ACTIVITY: Sort through the entries below and pull out lines containing the word "Änderungen".

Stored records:

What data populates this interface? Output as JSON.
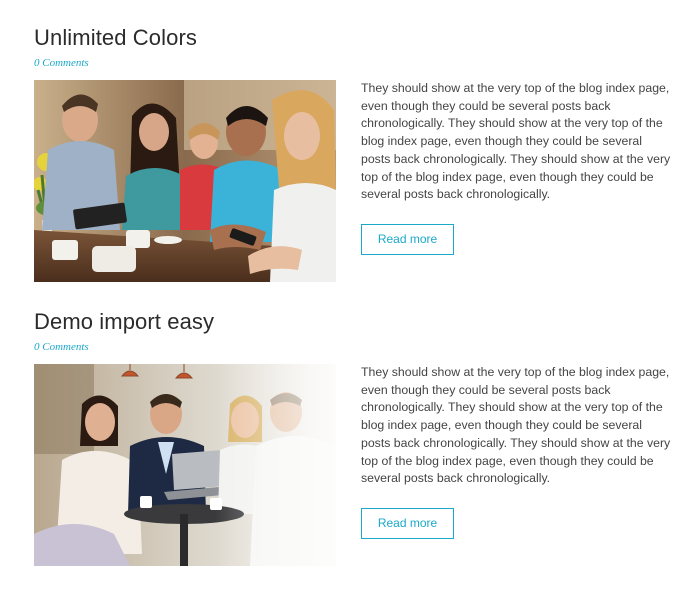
{
  "posts": [
    {
      "title": "Unlimited Colors",
      "comments": "0 Comments",
      "excerpt": "They should show at the very top of the blog index page, even though they could be several posts back chronologically. They should show at the very top of the blog index page, even though they could be several posts back chronologically. They should show at the very top of the blog index page, even though they could be several posts back chronologically.",
      "read_more": "Read more",
      "image_alt": "People in a cafe looking at smartphones"
    },
    {
      "title": "Demo import easy",
      "comments": "0 Comments",
      "excerpt": "They should show at the very top of the blog index page, even though they could be several posts back chronologically. They should show at the very top of the blog index page, even though they could be several posts back chronologically. They should show at the very top of the blog index page, even though they could be several posts back chronologically.",
      "read_more": "Read more",
      "image_alt": "Business team meeting around a laptop"
    }
  ],
  "colors": {
    "accent": "#1aa9c9",
    "title": "#2b2b2b",
    "text": "#444444"
  }
}
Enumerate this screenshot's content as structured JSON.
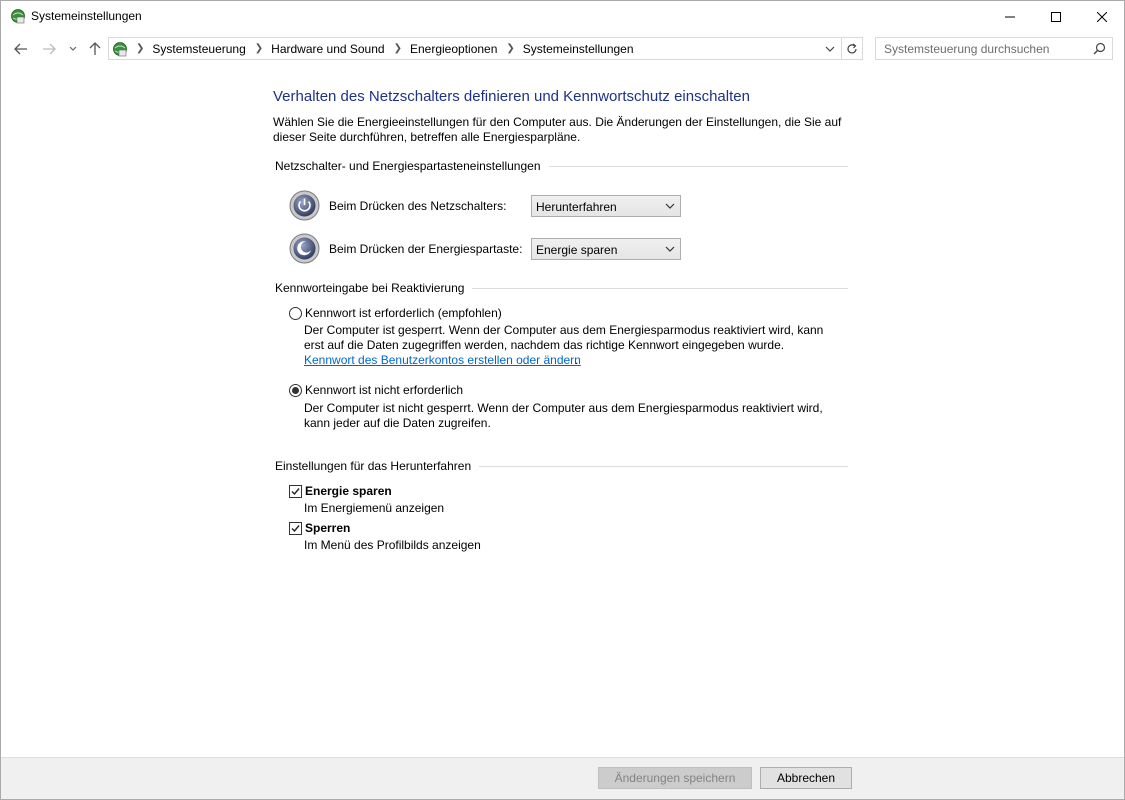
{
  "window": {
    "title": "Systemeinstellungen"
  },
  "address_bar": {
    "breadcrumbs": [
      "Systemsteuerung",
      "Hardware und Sound",
      "Energieoptionen",
      "Systemeinstellungen"
    ],
    "search_placeholder": "Systemsteuerung durchsuchen"
  },
  "main": {
    "title": "Verhalten des Netzschalters definieren und Kennwortschutz einschalten",
    "intro": "Wählen Sie die Energieeinstellungen für den Computer aus. Die Änderungen der Einstellungen, die Sie auf dieser Seite durchführen, betreffen alle Energiesparpläne.",
    "buttons_section": {
      "heading": "Netzschalter- und Energiespartasteneinstellungen",
      "power_button_label": "Beim Drücken des Netzschalters:",
      "power_button_value": "Herunterfahren",
      "sleep_button_label": "Beim Drücken der Energiespartaste:",
      "sleep_button_value": "Energie sparen"
    },
    "password_section": {
      "heading": "Kennworteingabe bei Reaktivierung",
      "option_required_label": "Kennwort ist erforderlich (empfohlen)",
      "option_required_desc": "Der Computer ist gesperrt. Wenn der Computer aus dem Energiesparmodus reaktiviert wird, kann erst auf die Daten zugegriffen werden, nachdem das richtige Kennwort eingegeben wurde.",
      "link": "Kennwort des Benutzerkontos erstellen oder ändern",
      "link_suffix": ".",
      "option_not_required_label": "Kennwort ist nicht erforderlich",
      "option_not_required_desc": "Der Computer ist nicht gesperrt. Wenn der Computer aus dem Energiesparmodus reaktiviert wird, kann jeder auf die Daten zugreifen.",
      "selected": "not_required"
    },
    "shutdown_section": {
      "heading": "Einstellungen für das Herunterfahren",
      "items": [
        {
          "label": "Energie sparen",
          "desc": "Im Energiemenü anzeigen",
          "checked": true
        },
        {
          "label": "Sperren",
          "desc": "Im Menü des Profilbilds anzeigen",
          "checked": true
        }
      ]
    }
  },
  "footer": {
    "save_label": "Änderungen speichern",
    "cancel_label": "Abbrechen"
  },
  "colors": {
    "title_blue": "#1e3287",
    "link_blue": "#0066cc"
  }
}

RESULT OF THIS EXERCISE:
    "intro": "Wählen Sie die Energieeinstellungen für den Computer aus. Die Änderungen der Einstellungen, die Sie auf dieser Seite durchführen, betreffen alle Energiesparpläne.",
    "save_label": "Änderungen speichern",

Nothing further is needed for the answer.